What Does it Mean -
"Learn How To Draw"?

learning to draw - basic boxes

"Do I have to know how to draw to be an Animator?"

The answer is Yes - BUT - What does it mean, "Know How To Draw"? 

Let me tell you a secret: 
"Learning to Draw" really means "Learning to LOOK"

This is the process of Drawing:

  1. Look
  2. Understand what you see,
  3. Choose. Decide what to draw out of everything you see,
  4. Draw what you see, instead of what you know. Draw with pencils, pixels, plasticine, pen, beads, sand, oil, spray – anything.

To be a good animator, then:

Master the basics:

For character animations:

  • Learn to Draw People.
    Sketch them doing things and moving around.
  • Learn basic anatomy for animators – bones and muscles and how the joints work.
    This will help you draw better human figures because you will understand what you see when you look at them:
    Learn how the Spine moves
  • Learn to draw faces.
    Find out what are the things that make up a unique face and expression.
  • Learn to draw in perspective.
    Give a sense of depth to your designs.
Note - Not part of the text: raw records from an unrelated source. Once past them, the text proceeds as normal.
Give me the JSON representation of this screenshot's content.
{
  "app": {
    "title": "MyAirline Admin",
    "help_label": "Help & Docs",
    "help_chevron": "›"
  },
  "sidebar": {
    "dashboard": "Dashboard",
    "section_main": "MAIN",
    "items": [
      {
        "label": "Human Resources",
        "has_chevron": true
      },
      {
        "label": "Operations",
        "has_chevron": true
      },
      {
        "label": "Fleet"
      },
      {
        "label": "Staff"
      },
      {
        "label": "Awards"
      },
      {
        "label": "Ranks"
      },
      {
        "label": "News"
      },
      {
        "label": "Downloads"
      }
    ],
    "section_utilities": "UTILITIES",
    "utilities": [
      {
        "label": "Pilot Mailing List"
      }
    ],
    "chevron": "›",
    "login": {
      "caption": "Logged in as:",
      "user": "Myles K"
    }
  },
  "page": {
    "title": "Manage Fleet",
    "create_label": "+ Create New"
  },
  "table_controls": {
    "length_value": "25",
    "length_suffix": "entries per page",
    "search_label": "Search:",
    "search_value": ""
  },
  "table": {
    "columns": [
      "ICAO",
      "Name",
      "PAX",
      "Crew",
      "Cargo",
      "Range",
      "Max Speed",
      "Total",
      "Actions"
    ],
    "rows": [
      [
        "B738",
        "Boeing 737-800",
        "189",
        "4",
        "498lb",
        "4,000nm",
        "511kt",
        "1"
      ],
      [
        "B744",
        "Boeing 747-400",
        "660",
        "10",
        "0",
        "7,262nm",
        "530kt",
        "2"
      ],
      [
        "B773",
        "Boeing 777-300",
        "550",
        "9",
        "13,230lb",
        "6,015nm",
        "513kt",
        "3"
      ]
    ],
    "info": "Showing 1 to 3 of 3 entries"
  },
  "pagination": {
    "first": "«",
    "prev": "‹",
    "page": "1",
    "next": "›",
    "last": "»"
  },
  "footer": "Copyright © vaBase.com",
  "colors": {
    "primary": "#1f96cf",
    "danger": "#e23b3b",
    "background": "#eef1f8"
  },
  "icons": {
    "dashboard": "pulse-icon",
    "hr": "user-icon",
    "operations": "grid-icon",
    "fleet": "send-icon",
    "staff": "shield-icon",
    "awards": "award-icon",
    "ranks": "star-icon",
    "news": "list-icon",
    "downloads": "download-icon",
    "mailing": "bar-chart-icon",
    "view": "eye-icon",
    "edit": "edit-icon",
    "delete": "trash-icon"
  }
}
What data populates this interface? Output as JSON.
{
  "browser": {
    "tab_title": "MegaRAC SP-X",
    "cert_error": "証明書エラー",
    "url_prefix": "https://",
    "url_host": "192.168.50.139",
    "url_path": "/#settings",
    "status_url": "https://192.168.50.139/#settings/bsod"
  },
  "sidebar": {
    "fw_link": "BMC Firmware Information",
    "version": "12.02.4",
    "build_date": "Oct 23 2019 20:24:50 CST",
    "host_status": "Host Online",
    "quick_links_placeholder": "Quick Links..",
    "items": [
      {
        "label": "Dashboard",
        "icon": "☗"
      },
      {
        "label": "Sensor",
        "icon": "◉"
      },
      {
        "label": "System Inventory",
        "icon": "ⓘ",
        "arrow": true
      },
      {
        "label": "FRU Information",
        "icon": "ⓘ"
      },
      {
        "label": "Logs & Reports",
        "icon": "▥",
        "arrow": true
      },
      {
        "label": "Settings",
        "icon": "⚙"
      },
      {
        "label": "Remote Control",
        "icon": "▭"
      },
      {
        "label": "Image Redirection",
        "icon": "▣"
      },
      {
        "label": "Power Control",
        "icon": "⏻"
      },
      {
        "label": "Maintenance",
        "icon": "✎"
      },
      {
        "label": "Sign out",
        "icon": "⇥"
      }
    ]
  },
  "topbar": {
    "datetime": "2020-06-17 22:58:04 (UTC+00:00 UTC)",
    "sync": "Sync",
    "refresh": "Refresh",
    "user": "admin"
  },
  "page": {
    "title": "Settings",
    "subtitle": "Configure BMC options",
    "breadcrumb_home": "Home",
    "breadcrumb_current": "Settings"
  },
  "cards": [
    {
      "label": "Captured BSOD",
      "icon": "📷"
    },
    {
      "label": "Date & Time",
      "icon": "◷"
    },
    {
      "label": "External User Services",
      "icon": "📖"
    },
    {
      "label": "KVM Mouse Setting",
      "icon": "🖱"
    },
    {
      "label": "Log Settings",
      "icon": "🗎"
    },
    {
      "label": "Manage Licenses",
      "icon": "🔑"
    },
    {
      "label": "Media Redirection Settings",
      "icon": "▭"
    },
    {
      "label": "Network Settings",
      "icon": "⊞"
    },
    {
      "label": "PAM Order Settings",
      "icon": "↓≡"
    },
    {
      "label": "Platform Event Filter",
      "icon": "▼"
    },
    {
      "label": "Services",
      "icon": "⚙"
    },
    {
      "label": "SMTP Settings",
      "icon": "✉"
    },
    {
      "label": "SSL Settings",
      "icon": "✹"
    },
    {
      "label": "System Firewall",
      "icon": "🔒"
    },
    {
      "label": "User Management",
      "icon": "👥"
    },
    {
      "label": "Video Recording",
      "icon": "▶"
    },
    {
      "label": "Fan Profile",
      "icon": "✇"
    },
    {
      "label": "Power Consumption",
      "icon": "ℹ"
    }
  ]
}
Practice, Practice, Practice!
Animators need to go a step further:

Animators need to learn how to draw movement

Drawing for animation is a specialized branch of drawing in general.
We really need to study and understand how people, creatures and all sort of things move.
How weight, thrust and impact affect the shape of things.
How do the joints work in a living body.
Even if your character is some wacky imaginary creature, you still need to consider basic rules – like Gravity, if you want the animation to look good.

"But why do I have to learn how to draw?
I can make things move in After Effects without all this academic stuff!"

It is true that some people started animating directly on the computer and became good animators, with no academic education.
What happened to them was that they learned to draw - on the computer.
If you have an eye for detail, can create great compositions, know how to articulate the weight and mass of your character – then you are drawing, no matter what you call it.

Let me bring back an old word to describe all this:

The Study

A Study is what an artist does before putting the brush to the canvas, before the chisel hits the stone.
It is a planning stage.
The more complicated the piece of animation you're planning is, the better you should prepare for it.

Drawing with a Computer

If it's the paper and pencil that worry you – I have good news:
You can learn how to draw with a computer.
The computer is just another tool. It only puts out what you put into it.

Drawing of a Tiger Moth bi-planedrawn with a Wacom tablet in Flash

Learning to draw can shoot you and your work sky high.
It’s worth the effort.

Get going with one of these articles:

Go to the next step:
Try a Classic Animation Software